Exercise prompt | Report the lines of the data below that contain the string "ワイヤー放電".

Data extracts |
········
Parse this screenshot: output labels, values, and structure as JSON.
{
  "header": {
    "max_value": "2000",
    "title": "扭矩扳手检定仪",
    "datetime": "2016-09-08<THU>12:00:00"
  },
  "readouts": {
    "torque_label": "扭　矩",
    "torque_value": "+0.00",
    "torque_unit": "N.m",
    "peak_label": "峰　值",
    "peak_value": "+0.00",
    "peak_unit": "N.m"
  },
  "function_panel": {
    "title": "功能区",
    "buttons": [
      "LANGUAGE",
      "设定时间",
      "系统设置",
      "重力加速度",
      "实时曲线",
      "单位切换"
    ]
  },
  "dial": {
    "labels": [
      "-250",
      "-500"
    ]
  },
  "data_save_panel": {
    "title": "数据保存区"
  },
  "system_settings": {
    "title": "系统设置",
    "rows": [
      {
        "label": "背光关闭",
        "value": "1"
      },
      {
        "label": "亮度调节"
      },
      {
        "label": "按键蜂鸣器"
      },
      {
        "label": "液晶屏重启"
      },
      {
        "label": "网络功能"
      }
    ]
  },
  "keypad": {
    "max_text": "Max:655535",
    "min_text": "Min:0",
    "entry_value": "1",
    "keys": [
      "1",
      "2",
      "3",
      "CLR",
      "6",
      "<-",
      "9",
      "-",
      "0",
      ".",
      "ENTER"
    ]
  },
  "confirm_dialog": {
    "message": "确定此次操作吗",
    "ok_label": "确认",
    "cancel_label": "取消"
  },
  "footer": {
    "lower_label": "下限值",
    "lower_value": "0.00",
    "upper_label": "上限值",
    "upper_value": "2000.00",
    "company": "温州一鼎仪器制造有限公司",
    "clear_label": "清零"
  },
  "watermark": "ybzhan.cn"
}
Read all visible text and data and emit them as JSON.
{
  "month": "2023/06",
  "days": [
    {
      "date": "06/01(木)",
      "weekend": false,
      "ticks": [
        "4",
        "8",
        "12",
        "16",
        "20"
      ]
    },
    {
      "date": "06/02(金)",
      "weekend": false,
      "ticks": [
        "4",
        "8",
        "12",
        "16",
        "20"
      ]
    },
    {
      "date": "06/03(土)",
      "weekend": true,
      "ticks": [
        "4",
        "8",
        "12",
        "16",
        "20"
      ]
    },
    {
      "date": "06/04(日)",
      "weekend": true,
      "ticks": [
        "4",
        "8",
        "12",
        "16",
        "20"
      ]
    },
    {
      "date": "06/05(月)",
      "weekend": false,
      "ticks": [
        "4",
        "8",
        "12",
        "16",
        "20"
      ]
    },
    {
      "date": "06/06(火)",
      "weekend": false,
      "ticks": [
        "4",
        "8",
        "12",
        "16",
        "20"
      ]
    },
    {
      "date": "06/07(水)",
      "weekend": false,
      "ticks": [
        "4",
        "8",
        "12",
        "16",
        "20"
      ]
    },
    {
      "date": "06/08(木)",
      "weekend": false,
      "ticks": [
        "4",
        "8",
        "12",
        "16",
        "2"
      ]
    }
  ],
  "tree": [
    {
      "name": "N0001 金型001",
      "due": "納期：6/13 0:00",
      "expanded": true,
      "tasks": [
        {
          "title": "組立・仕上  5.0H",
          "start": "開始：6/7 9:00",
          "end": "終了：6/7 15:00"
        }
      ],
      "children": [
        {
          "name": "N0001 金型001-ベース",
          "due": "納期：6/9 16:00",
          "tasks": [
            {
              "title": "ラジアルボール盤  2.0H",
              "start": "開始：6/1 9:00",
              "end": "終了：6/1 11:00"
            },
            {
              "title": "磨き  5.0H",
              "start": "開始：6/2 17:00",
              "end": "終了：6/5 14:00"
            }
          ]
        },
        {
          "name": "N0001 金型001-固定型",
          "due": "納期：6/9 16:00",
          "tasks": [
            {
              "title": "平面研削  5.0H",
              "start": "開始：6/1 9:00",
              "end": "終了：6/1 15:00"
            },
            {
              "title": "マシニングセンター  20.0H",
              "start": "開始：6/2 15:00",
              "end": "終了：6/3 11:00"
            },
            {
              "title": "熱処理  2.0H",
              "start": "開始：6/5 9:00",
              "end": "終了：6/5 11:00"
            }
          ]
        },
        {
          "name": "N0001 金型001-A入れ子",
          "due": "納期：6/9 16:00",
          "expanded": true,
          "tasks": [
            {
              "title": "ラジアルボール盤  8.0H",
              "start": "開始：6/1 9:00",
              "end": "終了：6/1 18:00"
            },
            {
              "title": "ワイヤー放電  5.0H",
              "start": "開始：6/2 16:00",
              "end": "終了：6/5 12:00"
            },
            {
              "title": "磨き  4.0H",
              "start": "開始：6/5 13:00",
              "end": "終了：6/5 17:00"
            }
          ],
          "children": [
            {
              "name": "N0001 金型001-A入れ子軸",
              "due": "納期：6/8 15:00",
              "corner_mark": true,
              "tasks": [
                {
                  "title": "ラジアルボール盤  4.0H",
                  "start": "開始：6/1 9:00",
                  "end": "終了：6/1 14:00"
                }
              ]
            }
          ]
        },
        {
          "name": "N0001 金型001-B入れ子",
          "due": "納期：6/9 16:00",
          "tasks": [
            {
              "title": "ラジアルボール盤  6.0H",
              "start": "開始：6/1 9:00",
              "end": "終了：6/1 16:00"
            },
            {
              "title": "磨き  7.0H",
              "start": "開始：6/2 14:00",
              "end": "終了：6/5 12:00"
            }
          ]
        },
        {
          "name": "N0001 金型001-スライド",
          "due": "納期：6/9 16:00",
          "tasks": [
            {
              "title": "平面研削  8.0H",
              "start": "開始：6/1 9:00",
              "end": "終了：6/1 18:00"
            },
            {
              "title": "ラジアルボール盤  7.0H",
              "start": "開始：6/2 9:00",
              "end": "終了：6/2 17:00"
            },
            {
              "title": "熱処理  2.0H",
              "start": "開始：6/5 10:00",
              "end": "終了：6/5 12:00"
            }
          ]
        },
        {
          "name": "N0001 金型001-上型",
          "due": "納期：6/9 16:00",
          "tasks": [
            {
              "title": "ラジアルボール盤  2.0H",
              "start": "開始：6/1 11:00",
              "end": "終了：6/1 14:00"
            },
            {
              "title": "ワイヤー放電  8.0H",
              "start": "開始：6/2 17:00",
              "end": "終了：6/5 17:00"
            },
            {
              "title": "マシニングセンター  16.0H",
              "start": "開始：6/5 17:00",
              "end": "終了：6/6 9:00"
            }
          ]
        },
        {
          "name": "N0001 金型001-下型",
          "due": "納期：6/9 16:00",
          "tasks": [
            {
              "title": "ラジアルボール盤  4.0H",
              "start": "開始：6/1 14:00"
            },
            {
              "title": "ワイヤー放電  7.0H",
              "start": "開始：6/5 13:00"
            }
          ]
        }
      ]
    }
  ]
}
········
Solution |
              "title": "ワイヤー放電  5.0H",
              "title": "ワイヤー放電  8.0H",
              "title": "ワイヤー放電  7.0H",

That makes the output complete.